This was a time when all phones were connected to a phone jack in a wall. Although we had long, curly cords that reached around corners and into bathrooms and through kitchens, we were still limited in distance. As a result, due to the importance of availability in said industry, it was imperative that someone be there to take a message and assure the person calling that there would be a return call forthcoming within a reasonable time period. Of course, there was the beloved answering machine, but it was an untrustworthy bedfellow.
Two weeks ago, I phoned an agent to ask about a listing they had. My client had some questions before submitting an offer. I left a message. I followed up with a text requesting they call me when they get a second. I even referenced the property I was calling about. As Realtors, especially in this market, we are all very busy and I, too, will not answer a phone call when I am out with a client. However, as will most of us, I’ll call back as soon as possible. When I hadn’t heard back from this agent by the end of the day, I called and texted again. The next day, I left several more messages and sent texts. This went on for four days. I finally got a phone call back. The agent said they were very busy (as are the rest of us) but finally sent the information requested.
Three days later, we submitted an offer. Once again, I called, emailed and texted. No reply. I wasn’t worried at this point about a competing offer. This agent was apparently unavailable to respond to anyone. The property had been listed for over 940 days; go figure.
As Realtors, we sign up for this gig with full knowledge that our clients are going to need us on nights, weekends and most holidays. We do get Christmas and Easter off (for the most part). I gave this agent the benefit of the doubt. Despite what most of us do, there are really some agents who choose not to work weekends. Most of the time, this is apparent because all of their listings include verbiage in the agent remarks which state that any offer submitted after 4 p.m. Friday will not be responded to until Monday night. Cush job. Not the same job most of us work.
I gave this agent the benefit of the doubt. It was a weekend. Perhaps they were out of town? We do go out of town occasionally. However, any responsible, reputable Realtor will have someone standing in for us while we are gone.
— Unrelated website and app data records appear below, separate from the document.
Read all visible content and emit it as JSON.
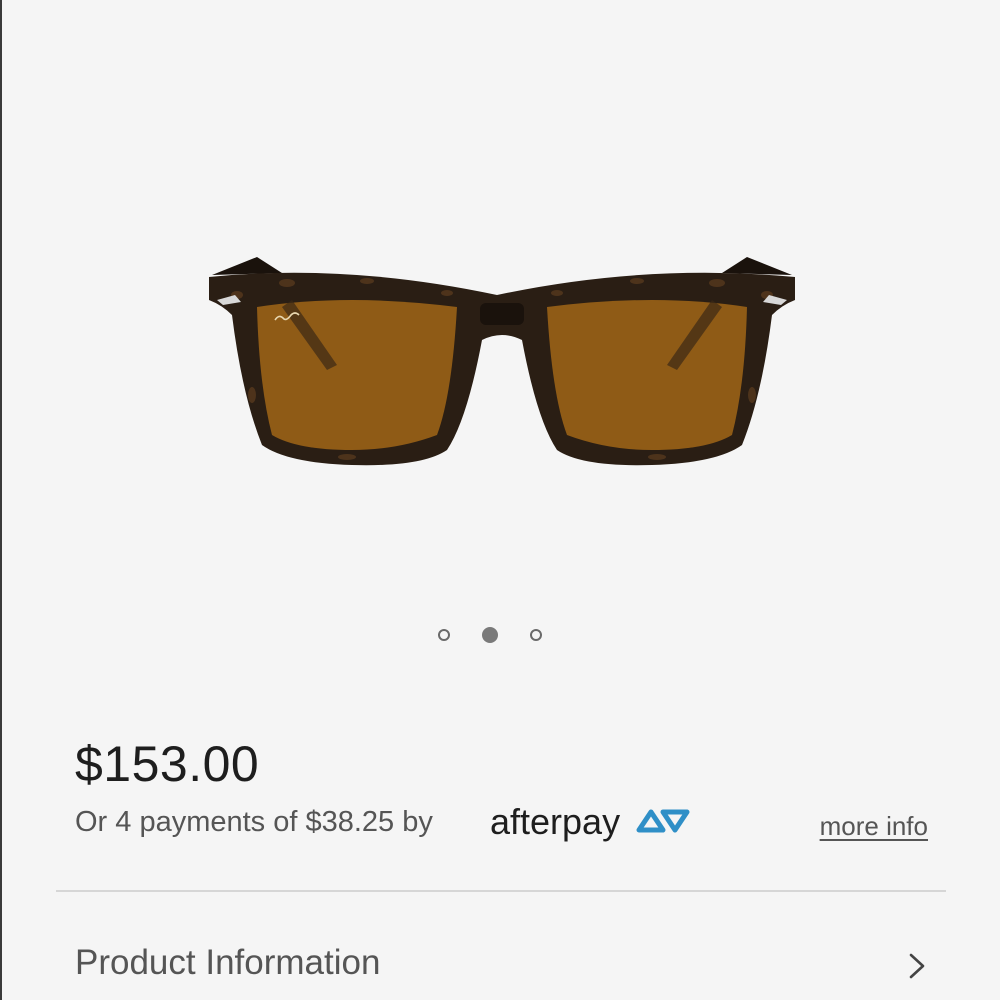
{
  "product": {
    "image_alt": "Ray-Ban folding wayfarer sunglasses, tortoise frame with brown lenses",
    "frame_logo": "Ray-Ban"
  },
  "carousel": {
    "total_slides": 3,
    "active_index": 1
  },
  "pricing": {
    "price": "$153.00",
    "installments_text": "Or  4 payments of $38.25 by",
    "provider_logo_text": "afterpay",
    "more_info_label": "more info"
  },
  "sections": {
    "product_information_label": "Product Information"
  },
  "colors": {
    "background": "#f5f5f5",
    "frame": "#2a1e14",
    "lens": "#8f5b16",
    "text_primary": "#1e1e1e",
    "text_secondary": "#555555",
    "afterpay_accent": "#2f8fc7"
  },
  "icons": {
    "chevron": "chevron-right-icon",
    "afterpay_mark": "afterpay-arrows-icon"
  }
}
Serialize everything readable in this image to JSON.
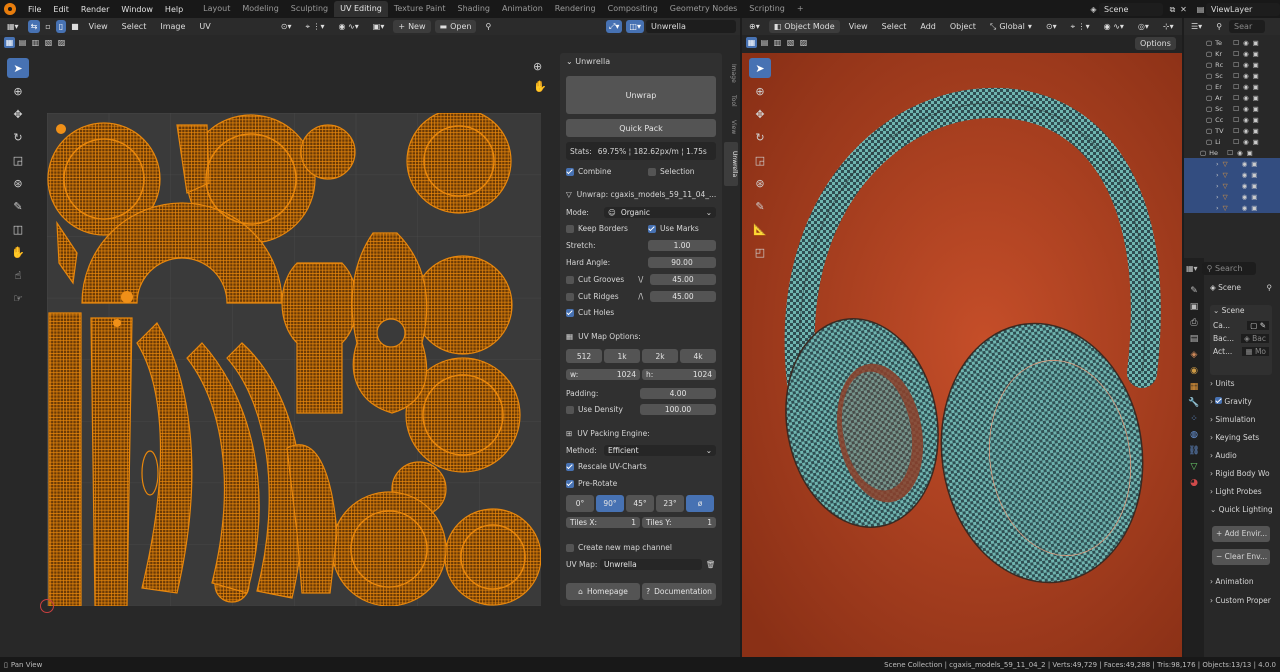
{
  "topbar": {
    "menus": [
      "File",
      "Edit",
      "Render",
      "Window",
      "Help"
    ],
    "workspaces": [
      "Layout",
      "Modeling",
      "Sculpting",
      "UV Editing",
      "Texture Paint",
      "Shading",
      "Animation",
      "Rendering",
      "Compositing",
      "Geometry Nodes",
      "Scripting"
    ],
    "active_workspace": "UV Editing",
    "add_tab": "+",
    "scene": "Scene",
    "view_layer": "ViewLayer"
  },
  "uv_header": {
    "menus": [
      "View",
      "Select",
      "Image",
      "UV"
    ],
    "new_label": "New",
    "open_label": "Open",
    "uv_map_name": "Unwrella"
  },
  "viewport_header": {
    "mode": "Object Mode",
    "menus": [
      "View",
      "Select",
      "Add",
      "Object"
    ],
    "orientation": "Global",
    "options_label": "Options"
  },
  "side_tabs": [
    "Image",
    "Tool",
    "View",
    "Unwrella"
  ],
  "npanel": {
    "title": "Unwrella",
    "unwrap_button": "Unwrap",
    "quick_pack_button": "Quick Pack",
    "stats_label": "Stats:",
    "stats_value": "69.75% ¦ 182.62px/m ¦ 1.75s",
    "combine_label": "Combine",
    "combine_checked": true,
    "selection_label": "Selection",
    "selection_checked": false,
    "unwrap_section": "Unwrap: cgaxis_models_59_11_04_...",
    "mode_label": "Mode:",
    "mode_value": "Organic",
    "keep_borders_label": "Keep Borders",
    "use_marks_label": "Use Marks",
    "stretch_label": "Stretch:",
    "stretch_value": "1.00",
    "hard_angle_label": "Hard Angle:",
    "hard_angle_value": "90.00",
    "cut_grooves_label": "Cut Grooves",
    "cut_grooves_value": "45.00",
    "cut_ridges_label": "Cut Ridges",
    "cut_ridges_value": "45.00",
    "cut_holes_label": "Cut Holes",
    "uv_map_options_label": "UV Map Options:",
    "res_buttons": [
      "512",
      "1k",
      "2k",
      "4k"
    ],
    "w_label": "w:",
    "w_value": "1024",
    "h_label": "h:",
    "h_value": "1024",
    "padding_label": "Padding:",
    "padding_value": "4.00",
    "use_density_label": "Use Density",
    "use_density_value": "100.00",
    "packing_engine_label": "UV Packing Engine:",
    "method_label": "Method:",
    "method_value": "Efficient",
    "rescale_label": "Rescale UV-Charts",
    "prerotate_label": "Pre-Rotate",
    "rot_buttons": [
      "0°",
      "90°",
      "45°",
      "23°",
      "ø"
    ],
    "tiles_x_label": "Tiles X:",
    "tiles_x_value": "1",
    "tiles_y_label": "Tiles Y:",
    "tiles_y_value": "1",
    "create_channel_label": "Create new map channel",
    "uv_map_label": "UV Map:",
    "uv_map_value": "Unwrella",
    "homepage_label": "Homepage",
    "documentation_label": "Documentation"
  },
  "outliner": {
    "items": [
      "Te",
      "Kr",
      "Rc",
      "Sc",
      "Er",
      "Ar",
      "Sc",
      "Cc",
      "TV",
      "Li",
      "He"
    ]
  },
  "properties": {
    "search_placeholder": "Search",
    "scene_header": "Scene",
    "scene_section": "Scene",
    "rows": [
      "Ca...",
      "Bac...",
      "Act..."
    ],
    "row_values": [
      "",
      "Bac",
      "Mo"
    ],
    "sections": [
      "Units",
      "Gravity",
      "Simulation",
      "Keying Sets",
      "Audio",
      "Rigid Body Wo",
      "Light Probes",
      "Quick Lighting"
    ],
    "add_env": "Add Envir...",
    "clear_env": "Clear Env...",
    "tail_sections": [
      "Animation",
      "Custom Proper"
    ]
  },
  "status": {
    "left": "Pan View",
    "right": "Scene Collection | cgaxis_models_59_11_04_2 | Verts:49,729 | Faces:49,288 | Tris:98,176 | Objects:13/13 | 4.0.0"
  },
  "colors": {
    "accent": "#4772b3",
    "uv_orange": "#e8870c",
    "viewport_bg": "#a83f1e",
    "checker_teal": "#5fa8a6"
  }
}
Few of us have ever been on a beach without our laptops and phones.
The least that was needed was an acknowledgement that the offer had been received. Surprisingly, that came within two days. The agent will present it as soon as they can get ahold of their client. Two more days passed. A full 48 hours after response deadline and many unanswered texts, phone calls and emails later, after informing this agent I needed to go over their heads, I get a short text: “Will you resend the offer? It’s missing some pages.”
Umm, what? I was told it was received. I assumed it had been read. I went to my computer and pulled up what I had sent. It was a complete offer. All the pages were there. I resent and asked the agent to acknowledge receipt. That was yesterday. This will come as a shock ... no response.
At this point, I will be going over their heads. My clients deserve a response. I am under no illusion that this agent’s seller has any idea that an offer has been cast into the net. For the love of everything that is holy ... be sure the Realtor you choose answers their phone. Those of us who value what we do will.